Each line below with the string "更换主板" should be copied.

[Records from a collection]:
---

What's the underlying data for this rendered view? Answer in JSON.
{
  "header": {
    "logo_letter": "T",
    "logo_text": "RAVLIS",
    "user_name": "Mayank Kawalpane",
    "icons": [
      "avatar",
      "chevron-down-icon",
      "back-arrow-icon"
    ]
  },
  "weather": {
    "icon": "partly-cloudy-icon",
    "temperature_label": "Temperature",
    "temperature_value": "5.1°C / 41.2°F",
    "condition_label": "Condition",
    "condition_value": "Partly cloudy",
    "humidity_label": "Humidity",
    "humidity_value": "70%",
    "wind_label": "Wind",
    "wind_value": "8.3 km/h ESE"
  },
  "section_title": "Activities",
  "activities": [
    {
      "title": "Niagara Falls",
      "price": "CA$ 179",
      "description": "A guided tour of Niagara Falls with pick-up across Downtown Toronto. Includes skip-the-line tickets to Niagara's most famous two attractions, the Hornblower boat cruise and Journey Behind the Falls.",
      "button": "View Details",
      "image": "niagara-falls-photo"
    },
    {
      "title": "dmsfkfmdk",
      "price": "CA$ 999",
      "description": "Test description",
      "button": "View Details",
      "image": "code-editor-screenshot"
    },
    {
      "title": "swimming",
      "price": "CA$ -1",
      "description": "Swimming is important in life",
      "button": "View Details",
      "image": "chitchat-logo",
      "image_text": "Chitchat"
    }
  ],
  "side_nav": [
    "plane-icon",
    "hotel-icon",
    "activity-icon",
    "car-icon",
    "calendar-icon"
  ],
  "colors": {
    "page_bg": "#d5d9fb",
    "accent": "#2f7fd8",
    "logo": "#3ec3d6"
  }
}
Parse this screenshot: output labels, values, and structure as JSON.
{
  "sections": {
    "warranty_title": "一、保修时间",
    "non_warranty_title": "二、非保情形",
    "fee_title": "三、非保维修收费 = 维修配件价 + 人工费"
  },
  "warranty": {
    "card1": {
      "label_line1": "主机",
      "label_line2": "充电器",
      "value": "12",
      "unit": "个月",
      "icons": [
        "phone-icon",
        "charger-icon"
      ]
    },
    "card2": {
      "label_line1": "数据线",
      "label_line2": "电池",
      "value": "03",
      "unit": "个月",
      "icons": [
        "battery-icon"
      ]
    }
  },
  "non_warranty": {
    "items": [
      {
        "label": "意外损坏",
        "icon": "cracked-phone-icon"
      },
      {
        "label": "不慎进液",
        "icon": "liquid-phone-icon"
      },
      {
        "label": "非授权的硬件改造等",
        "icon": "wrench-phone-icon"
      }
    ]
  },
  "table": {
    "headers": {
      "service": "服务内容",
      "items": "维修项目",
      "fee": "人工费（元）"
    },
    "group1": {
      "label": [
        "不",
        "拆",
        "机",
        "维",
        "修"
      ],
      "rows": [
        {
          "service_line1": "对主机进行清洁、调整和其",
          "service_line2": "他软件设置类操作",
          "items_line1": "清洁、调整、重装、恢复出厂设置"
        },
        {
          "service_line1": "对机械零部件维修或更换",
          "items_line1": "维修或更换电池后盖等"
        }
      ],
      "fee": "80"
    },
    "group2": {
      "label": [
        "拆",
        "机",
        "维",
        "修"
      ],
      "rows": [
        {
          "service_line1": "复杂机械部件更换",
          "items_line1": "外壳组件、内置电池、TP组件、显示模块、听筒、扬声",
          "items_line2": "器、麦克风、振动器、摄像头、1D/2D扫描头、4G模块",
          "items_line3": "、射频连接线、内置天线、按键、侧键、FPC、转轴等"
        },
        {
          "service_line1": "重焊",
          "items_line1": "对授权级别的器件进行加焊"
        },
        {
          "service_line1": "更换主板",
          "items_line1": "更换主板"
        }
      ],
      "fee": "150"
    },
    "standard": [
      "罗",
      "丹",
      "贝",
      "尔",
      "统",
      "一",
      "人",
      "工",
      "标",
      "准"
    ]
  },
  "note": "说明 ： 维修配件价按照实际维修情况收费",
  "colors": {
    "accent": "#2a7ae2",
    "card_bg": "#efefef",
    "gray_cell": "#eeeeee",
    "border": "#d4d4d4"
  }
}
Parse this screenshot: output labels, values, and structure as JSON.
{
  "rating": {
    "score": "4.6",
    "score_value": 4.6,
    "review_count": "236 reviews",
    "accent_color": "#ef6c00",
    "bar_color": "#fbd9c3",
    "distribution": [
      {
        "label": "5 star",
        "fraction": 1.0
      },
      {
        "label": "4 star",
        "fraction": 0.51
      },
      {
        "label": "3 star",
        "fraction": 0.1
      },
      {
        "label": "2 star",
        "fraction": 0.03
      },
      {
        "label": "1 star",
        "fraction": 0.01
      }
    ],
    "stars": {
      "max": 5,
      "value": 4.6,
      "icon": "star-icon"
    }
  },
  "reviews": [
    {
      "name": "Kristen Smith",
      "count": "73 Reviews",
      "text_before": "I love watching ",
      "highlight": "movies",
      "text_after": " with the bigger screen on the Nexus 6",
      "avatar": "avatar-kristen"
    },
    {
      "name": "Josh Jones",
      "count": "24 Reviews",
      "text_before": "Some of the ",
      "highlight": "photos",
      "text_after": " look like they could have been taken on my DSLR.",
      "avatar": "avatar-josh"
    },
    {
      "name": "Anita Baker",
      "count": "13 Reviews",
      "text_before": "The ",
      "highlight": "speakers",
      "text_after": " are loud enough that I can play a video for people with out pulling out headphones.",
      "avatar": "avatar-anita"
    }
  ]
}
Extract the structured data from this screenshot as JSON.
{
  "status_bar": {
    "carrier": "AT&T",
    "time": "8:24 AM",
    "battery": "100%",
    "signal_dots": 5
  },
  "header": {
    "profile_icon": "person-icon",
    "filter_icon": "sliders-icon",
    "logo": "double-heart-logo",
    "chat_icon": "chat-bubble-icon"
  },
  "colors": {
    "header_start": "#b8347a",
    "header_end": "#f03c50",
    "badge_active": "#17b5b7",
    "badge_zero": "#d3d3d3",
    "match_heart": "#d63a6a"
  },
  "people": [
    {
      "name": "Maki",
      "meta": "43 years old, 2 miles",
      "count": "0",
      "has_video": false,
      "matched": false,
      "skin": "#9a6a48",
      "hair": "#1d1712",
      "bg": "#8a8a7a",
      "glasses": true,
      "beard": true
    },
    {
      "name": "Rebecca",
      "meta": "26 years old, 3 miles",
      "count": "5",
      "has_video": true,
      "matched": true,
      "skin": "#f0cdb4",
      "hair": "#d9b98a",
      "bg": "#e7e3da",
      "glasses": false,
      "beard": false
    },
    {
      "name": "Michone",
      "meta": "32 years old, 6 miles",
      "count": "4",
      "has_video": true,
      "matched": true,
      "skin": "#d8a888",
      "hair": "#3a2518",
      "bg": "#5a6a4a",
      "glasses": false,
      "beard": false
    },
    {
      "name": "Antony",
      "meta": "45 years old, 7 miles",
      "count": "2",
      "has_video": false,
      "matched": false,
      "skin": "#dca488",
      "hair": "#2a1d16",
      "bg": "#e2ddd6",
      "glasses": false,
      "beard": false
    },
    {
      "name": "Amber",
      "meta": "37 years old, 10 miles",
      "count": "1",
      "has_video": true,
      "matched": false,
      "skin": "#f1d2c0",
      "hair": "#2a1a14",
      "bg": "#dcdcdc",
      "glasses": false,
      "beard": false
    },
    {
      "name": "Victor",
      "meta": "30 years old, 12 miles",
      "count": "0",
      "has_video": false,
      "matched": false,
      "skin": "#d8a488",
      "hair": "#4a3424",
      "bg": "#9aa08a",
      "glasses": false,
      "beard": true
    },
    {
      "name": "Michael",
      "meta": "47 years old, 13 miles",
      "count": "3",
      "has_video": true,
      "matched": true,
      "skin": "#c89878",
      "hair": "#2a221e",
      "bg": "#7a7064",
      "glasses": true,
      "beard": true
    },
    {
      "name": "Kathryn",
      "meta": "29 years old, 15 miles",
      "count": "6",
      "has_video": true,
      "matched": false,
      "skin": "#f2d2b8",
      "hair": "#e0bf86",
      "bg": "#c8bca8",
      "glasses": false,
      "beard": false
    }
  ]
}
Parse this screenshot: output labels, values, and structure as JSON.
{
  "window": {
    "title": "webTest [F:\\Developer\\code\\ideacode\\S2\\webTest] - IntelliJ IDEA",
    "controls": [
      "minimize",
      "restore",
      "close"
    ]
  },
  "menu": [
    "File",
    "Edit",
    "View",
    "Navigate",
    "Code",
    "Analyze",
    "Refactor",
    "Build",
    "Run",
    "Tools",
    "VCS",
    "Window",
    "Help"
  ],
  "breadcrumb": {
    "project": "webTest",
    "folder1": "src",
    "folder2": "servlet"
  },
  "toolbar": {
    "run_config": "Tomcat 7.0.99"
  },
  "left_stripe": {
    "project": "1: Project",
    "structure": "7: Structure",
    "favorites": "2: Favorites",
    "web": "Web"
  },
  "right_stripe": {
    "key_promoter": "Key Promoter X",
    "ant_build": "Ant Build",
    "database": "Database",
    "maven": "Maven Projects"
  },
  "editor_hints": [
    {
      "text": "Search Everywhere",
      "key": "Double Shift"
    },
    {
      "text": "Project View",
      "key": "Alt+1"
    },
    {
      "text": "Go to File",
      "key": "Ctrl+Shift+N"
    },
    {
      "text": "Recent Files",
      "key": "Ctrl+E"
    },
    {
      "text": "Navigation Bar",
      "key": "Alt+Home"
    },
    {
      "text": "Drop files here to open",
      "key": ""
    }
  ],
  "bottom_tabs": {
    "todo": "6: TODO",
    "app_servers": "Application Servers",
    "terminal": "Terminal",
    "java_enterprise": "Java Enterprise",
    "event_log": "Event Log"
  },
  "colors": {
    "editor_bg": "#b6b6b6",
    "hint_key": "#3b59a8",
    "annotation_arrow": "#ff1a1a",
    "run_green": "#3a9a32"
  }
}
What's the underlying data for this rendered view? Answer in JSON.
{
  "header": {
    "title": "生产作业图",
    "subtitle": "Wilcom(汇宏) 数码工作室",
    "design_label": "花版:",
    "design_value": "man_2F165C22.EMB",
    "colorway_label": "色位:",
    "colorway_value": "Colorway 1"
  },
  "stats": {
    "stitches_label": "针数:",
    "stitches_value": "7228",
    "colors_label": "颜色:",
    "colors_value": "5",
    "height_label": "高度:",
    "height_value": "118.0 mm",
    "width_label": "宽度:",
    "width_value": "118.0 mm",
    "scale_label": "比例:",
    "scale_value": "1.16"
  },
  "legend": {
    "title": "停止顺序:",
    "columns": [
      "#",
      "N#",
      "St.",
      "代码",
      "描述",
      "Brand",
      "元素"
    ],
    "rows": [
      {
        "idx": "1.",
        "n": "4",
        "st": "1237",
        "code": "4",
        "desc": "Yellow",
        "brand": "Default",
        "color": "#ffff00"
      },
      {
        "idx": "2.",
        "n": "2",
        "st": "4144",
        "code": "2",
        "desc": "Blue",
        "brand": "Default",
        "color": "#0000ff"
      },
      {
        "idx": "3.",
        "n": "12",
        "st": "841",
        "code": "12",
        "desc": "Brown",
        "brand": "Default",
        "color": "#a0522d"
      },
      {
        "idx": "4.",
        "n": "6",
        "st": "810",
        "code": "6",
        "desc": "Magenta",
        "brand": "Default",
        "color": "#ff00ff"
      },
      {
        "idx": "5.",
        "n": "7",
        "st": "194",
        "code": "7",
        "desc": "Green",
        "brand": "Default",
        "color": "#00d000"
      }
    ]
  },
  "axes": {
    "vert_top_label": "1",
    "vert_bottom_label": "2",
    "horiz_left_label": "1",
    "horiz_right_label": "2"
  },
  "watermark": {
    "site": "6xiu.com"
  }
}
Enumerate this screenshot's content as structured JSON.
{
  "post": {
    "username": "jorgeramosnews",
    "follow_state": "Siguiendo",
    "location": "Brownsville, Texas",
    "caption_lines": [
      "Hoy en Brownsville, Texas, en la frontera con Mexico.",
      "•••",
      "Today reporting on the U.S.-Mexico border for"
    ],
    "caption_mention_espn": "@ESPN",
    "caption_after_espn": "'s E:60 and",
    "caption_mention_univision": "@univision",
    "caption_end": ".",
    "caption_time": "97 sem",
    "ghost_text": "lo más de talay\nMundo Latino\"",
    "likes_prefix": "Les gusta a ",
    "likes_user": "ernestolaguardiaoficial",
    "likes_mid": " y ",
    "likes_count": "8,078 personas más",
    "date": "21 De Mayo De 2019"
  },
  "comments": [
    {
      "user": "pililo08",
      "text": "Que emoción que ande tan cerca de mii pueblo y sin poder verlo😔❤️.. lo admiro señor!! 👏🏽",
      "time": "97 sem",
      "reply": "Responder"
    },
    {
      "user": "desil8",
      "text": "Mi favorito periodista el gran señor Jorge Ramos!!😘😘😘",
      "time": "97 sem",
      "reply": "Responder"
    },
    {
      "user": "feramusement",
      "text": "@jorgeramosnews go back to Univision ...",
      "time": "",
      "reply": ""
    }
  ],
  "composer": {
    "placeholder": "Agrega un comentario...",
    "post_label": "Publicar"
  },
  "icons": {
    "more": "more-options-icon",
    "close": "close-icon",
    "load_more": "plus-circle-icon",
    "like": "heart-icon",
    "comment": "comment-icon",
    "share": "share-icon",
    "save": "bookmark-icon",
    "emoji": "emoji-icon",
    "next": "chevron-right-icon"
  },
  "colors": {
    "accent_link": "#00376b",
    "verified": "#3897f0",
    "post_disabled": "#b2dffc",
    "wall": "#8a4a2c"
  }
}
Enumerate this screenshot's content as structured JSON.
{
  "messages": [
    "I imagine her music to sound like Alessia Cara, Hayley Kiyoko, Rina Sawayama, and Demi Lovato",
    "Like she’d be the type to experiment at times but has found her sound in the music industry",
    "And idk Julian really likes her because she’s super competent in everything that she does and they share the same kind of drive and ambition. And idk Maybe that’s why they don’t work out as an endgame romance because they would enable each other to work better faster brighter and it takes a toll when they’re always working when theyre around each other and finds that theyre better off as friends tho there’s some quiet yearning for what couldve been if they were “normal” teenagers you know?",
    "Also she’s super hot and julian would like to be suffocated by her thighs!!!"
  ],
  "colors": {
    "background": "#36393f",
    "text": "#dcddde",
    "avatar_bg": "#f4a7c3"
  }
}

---

[RESPONSE]:
          "service_line1": "更换主板",
          "items_line1": "更换主板"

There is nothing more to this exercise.